BEGIN EXERCISE MATERIAL

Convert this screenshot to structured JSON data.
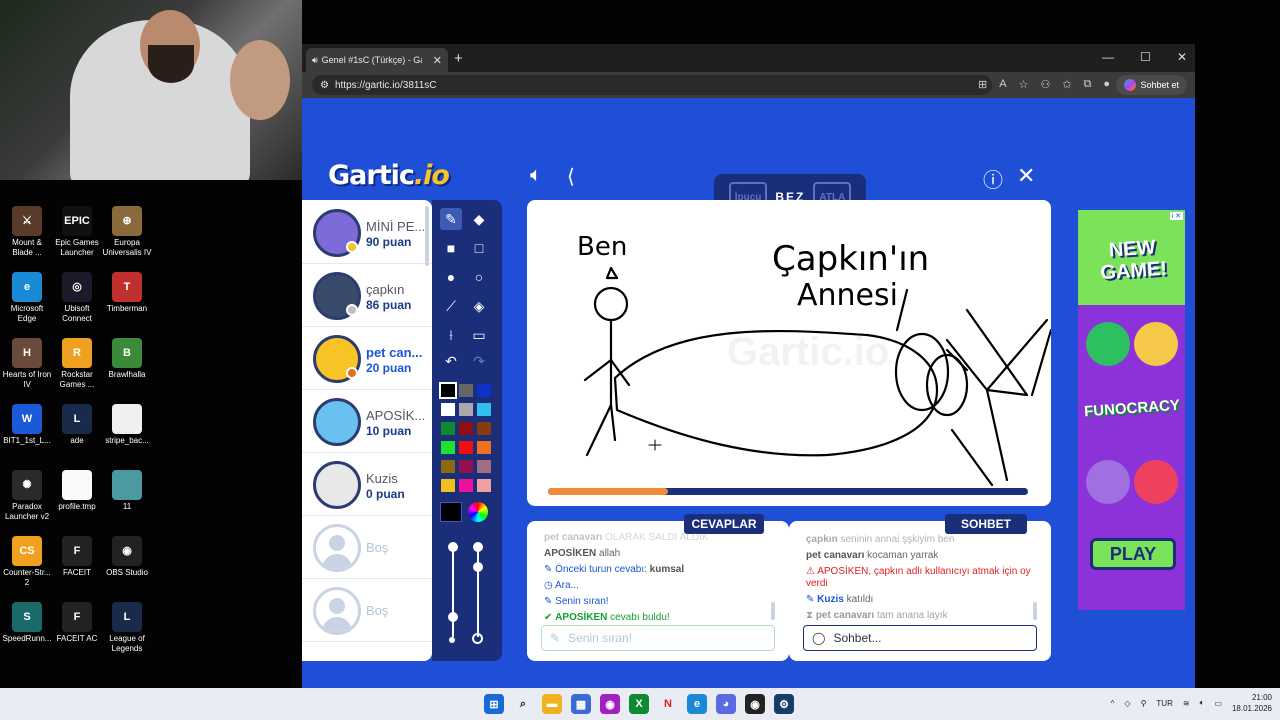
{
  "desktop_icons": [
    {
      "label": "Mount &\nBlade ...",
      "color": "#5a3a2a",
      "glyph": "⚔"
    },
    {
      "label": "Epic Games\nLauncher",
      "color": "#111",
      "glyph": "EPIC"
    },
    {
      "label": "Europa\nUniversalis IV",
      "color": "#8a6a3a",
      "glyph": "⊕"
    },
    {
      "label": "Microsoft\nEdge",
      "color": "#1a8ad6",
      "glyph": "e"
    },
    {
      "label": "Ubisoft\nConnect",
      "color": "#1a1a2a",
      "glyph": "◎"
    },
    {
      "label": "Timberman",
      "color": "#c03030",
      "glyph": "T"
    },
    {
      "label": "Hearts of Iron\nIV",
      "color": "#6a4a3a",
      "glyph": "H"
    },
    {
      "label": "Rockstar\nGames ...",
      "color": "#f0a020",
      "glyph": "R"
    },
    {
      "label": "Brawlhalla",
      "color": "#3a8a3a",
      "glyph": "B"
    },
    {
      "label": "BIT1_1st_L...",
      "color": "#1a5ad6",
      "glyph": "W"
    },
    {
      "label": "ade",
      "color": "#1a2a4a",
      "glyph": "L"
    },
    {
      "label": "stripe_bac...",
      "color": "#f0f0f0",
      "glyph": ""
    },
    {
      "label": "Paradox\nLauncher v2",
      "color": "#2a2a2a",
      "glyph": "✺"
    },
    {
      "label": "profile.tmp",
      "color": "#fafafa",
      "glyph": ""
    },
    {
      "label": "11",
      "color": "#4a9aa0",
      "glyph": ""
    },
    {
      "label": "Counter-Str...\n2",
      "color": "#f0a020",
      "glyph": "CS"
    },
    {
      "label": "FACEIT",
      "color": "#222",
      "glyph": "F"
    },
    {
      "label": "OBS Studio",
      "color": "#222",
      "glyph": "◉"
    },
    {
      "label": "SpeedRunn...",
      "color": "#1a6a6a",
      "glyph": "S"
    },
    {
      "label": "FACEIT AC",
      "color": "#222",
      "glyph": "F"
    },
    {
      "label": "League of\nLegends",
      "color": "#1a2a4a",
      "glyph": "L"
    }
  ],
  "browser": {
    "tab_title": "Genel #1sC (Türkçe) - Gartic.io",
    "url": "https://gartic.io/3811sC",
    "chat_button": "Sohbet et"
  },
  "game": {
    "logo_main": "Gartic",
    "logo_io": ".io",
    "hint_label": "İpucu",
    "word_label": "BEZ",
    "skip_label": "ATLA",
    "players": [
      {
        "name": "MİNİ PE...",
        "points": "90 puan",
        "avatar_color": "#7b6cd9",
        "dot": "#f7c325",
        "mark": "",
        "highlight": false
      },
      {
        "name": "çapkın",
        "points": "86 puan",
        "avatar_color": "#3a4a6a",
        "dot": "#c0c0c0",
        "mark": "",
        "highlight": false
      },
      {
        "name": "pet can...",
        "points": "20 puan",
        "avatar_color": "#f7c325",
        "dot": "#e07020",
        "mark": "✎",
        "highlight": true
      },
      {
        "name": "APOSİK...",
        "points": "10 puan",
        "avatar_color": "#6ac0f0",
        "dot": "",
        "mark": "✔",
        "highlight": false
      },
      {
        "name": "Kuzis",
        "points": "0 puan",
        "avatar_color": "#e8e8e8",
        "dot": "",
        "mark": "",
        "highlight": false
      },
      {
        "name": "Boş",
        "points": "",
        "empty": true
      },
      {
        "name": "Boş",
        "points": "",
        "empty": true
      }
    ],
    "palette": [
      "#000000",
      "#666666",
      "#1030c8",
      "#ffffff",
      "#aaaaaa",
      "#30c0f0",
      "#108a30",
      "#901010",
      "#8a3a10",
      "#20e030",
      "#f01010",
      "#f07020",
      "#8a6a10",
      "#901050",
      "#a07080",
      "#f0c020",
      "#f010a0",
      "#f0a0a0"
    ],
    "drawing_text_1": "Ben",
    "drawing_text_2": "Çapkın'ın",
    "drawing_text_3": "Annesi",
    "progress": 0.25,
    "answers_title": "CEVAPLAR",
    "chat_title": "SOHBET",
    "answers": [
      {
        "user": "pet canavarı",
        "text": "OLARAK SALDI ALDIK",
        "cls": "gray"
      },
      {
        "user": "APOSİKEN",
        "text": "allah",
        "cls": ""
      },
      {
        "icon": "✎",
        "prefix": "Önceki turun cevabı: ",
        "text": "kumsal",
        "cls": "blue"
      },
      {
        "icon": "◷",
        "prefix": "",
        "text": "Ara...",
        "cls": "blue"
      },
      {
        "icon": "✎",
        "prefix": "",
        "text": "Senin sıran!",
        "cls": "blue"
      },
      {
        "icon": "✔",
        "prefix": "APOSİKEN",
        "text": " cevabı buldu!",
        "cls": "green"
      }
    ],
    "chat": [
      {
        "user": "çapkın",
        "text": "seninin annai şşkiyim ben"
      },
      {
        "user": "pet canavarı",
        "text": "kocaman yarrak"
      },
      {
        "alert": "APOSİKEN, çapkın adlı kullanıcıyı atmak için oy verdi"
      },
      {
        "user": "Kuzis",
        "text": "katıldı"
      },
      {
        "user": "pet canavarı",
        "text": "tam anana layık"
      }
    ],
    "answer_placeholder": "Senin sıran!",
    "chat_placeholder": "Sohbet..."
  },
  "ad": {
    "badge": "i ✕",
    "headline": "NEW GAME!",
    "brand": "FUNOCRACY",
    "cta": "PLAY"
  },
  "tray": {
    "lang": "TUR",
    "time": "21:00",
    "date": "18.01.2026"
  }
}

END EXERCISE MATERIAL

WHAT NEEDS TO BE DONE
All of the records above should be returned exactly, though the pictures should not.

WRITTEN SOLUTION
Convert this screenshot to structured JSON data.
{
  "desktop_icons": [
    {
      "label": "Mount &\nBlade ...",
      "color": "#5a3a2a",
      "glyph": "⚔"
    },
    {
      "label": "Epic Games\nLauncher",
      "color": "#111",
      "glyph": "EPIC"
    },
    {
      "label": "Europa\nUniversalis IV",
      "color": "#8a6a3a",
      "glyph": "⊕"
    },
    {
      "label": "Microsoft\nEdge",
      "color": "#1a8ad6",
      "glyph": "e"
    },
    {
      "label": "Ubisoft\nConnect",
      "color": "#1a1a2a",
      "glyph": "◎"
    },
    {
      "label": "Timberman",
      "color": "#c03030",
      "glyph": "T"
    },
    {
      "label": "Hearts of Iron\nIV",
      "color": "#6a4a3a",
      "glyph": "H"
    },
    {
      "label": "Rockstar\nGames ...",
      "color": "#f0a020",
      "glyph": "R"
    },
    {
      "label": "Brawlhalla",
      "color": "#3a8a3a",
      "glyph": "B"
    },
    {
      "label": "BIT1_1st_L...",
      "color": "#1a5ad6",
      "glyph": "W"
    },
    {
      "label": "ade",
      "color": "#1a2a4a",
      "glyph": "L"
    },
    {
      "label": "stripe_bac...",
      "color": "#f0f0f0",
      "glyph": ""
    },
    {
      "label": "Paradox\nLauncher v2",
      "color": "#2a2a2a",
      "glyph": "✺"
    },
    {
      "label": "profile.tmp",
      "color": "#fafafa",
      "glyph": ""
    },
    {
      "label": "11",
      "color": "#4a9aa0",
      "glyph": ""
    },
    {
      "label": "Counter-Str...\n2",
      "color": "#f0a020",
      "glyph": "CS"
    },
    {
      "label": "FACEIT",
      "color": "#222",
      "glyph": "F"
    },
    {
      "label": "OBS Studio",
      "color": "#222",
      "glyph": "◉"
    },
    {
      "label": "SpeedRunn...",
      "color": "#1a6a6a",
      "glyph": "S"
    },
    {
      "label": "FACEIT AC",
      "color": "#222",
      "glyph": "F"
    },
    {
      "label": "League of\nLegends",
      "color": "#1a2a4a",
      "glyph": "L"
    }
  ],
  "browser": {
    "tab_title": "Genel #1sC (Türkçe) - Gartic.io",
    "url": "https://gartic.io/3811sC",
    "chat_button": "Sohbet et"
  },
  "game": {
    "logo_main": "Gartic",
    "logo_io": ".io",
    "hint_label": "İpucu",
    "word_label": "BEZ",
    "skip_label": "ATLA",
    "players": [
      {
        "name": "MİNİ PE...",
        "points": "90 puan",
        "avatar_color": "#7b6cd9",
        "dot": "#f7c325",
        "mark": "",
        "highlight": false
      },
      {
        "name": "çapkın",
        "points": "86 puan",
        "avatar_color": "#3a4a6a",
        "dot": "#c0c0c0",
        "mark": "",
        "highlight": false
      },
      {
        "name": "pet can...",
        "points": "20 puan",
        "avatar_color": "#f7c325",
        "dot": "#e07020",
        "mark": "✎",
        "highlight": true
      },
      {
        "name": "APOSİK...",
        "points": "10 puan",
        "avatar_color": "#6ac0f0",
        "dot": "",
        "mark": "✔",
        "highlight": false
      },
      {
        "name": "Kuzis",
        "points": "0 puan",
        "avatar_color": "#e8e8e8",
        "dot": "",
        "mark": "",
        "highlight": false
      },
      {
        "name": "Boş",
        "points": "",
        "empty": true
      },
      {
        "name": "Boş",
        "points": "",
        "empty": true
      }
    ],
    "palette": [
      "#000000",
      "#666666",
      "#1030c8",
      "#ffffff",
      "#aaaaaa",
      "#30c0f0",
      "#108a30",
      "#901010",
      "#8a3a10",
      "#20e030",
      "#f01010",
      "#f07020",
      "#8a6a10",
      "#901050",
      "#a07080",
      "#f0c020",
      "#f010a0",
      "#f0a0a0"
    ],
    "drawing_text_1": "Ben",
    "drawing_text_2": "Çapkın'ın",
    "drawing_text_3": "Annesi",
    "progress": 0.25,
    "answers_title": "CEVAPLAR",
    "chat_title": "SOHBET",
    "answers": [
      {
        "user": "pet canavarı",
        "text": "OLARAK SALDI ALDIK",
        "cls": "gray"
      },
      {
        "user": "APOSİKEN",
        "text": "allah",
        "cls": ""
      },
      {
        "icon": "✎",
        "prefix": "Önceki turun cevabı: ",
        "text": "kumsal",
        "cls": "blue"
      },
      {
        "icon": "◷",
        "prefix": "",
        "text": "Ara...",
        "cls": "blue"
      },
      {
        "icon": "✎",
        "prefix": "",
        "text": "Senin sıran!",
        "cls": "blue"
      },
      {
        "icon": "✔",
        "prefix": "APOSİKEN",
        "text": " cevabı buldu!",
        "cls": "green"
      }
    ],
    "chat": [
      {
        "user": "çapkın",
        "text": "seninin annai şşkiyim ben"
      },
      {
        "user": "pet canavarı",
        "text": "kocaman yarrak"
      },
      {
        "alert": "APOSİKEN, çapkın adlı kullanıcıyı atmak için oy verdi"
      },
      {
        "user": "Kuzis",
        "text": "katıldı"
      },
      {
        "user": "pet canavarı",
        "text": "tam anana layık"
      }
    ],
    "answer_placeholder": "Senin sıran!",
    "chat_placeholder": "Sohbet..."
  },
  "ad": {
    "badge": "i ✕",
    "headline": "NEW GAME!",
    "brand": "FUNOCRACY",
    "cta": "PLAY"
  },
  "tray": {
    "lang": "TUR",
    "time": "21:00",
    "date": "18.01.2026"
  }
}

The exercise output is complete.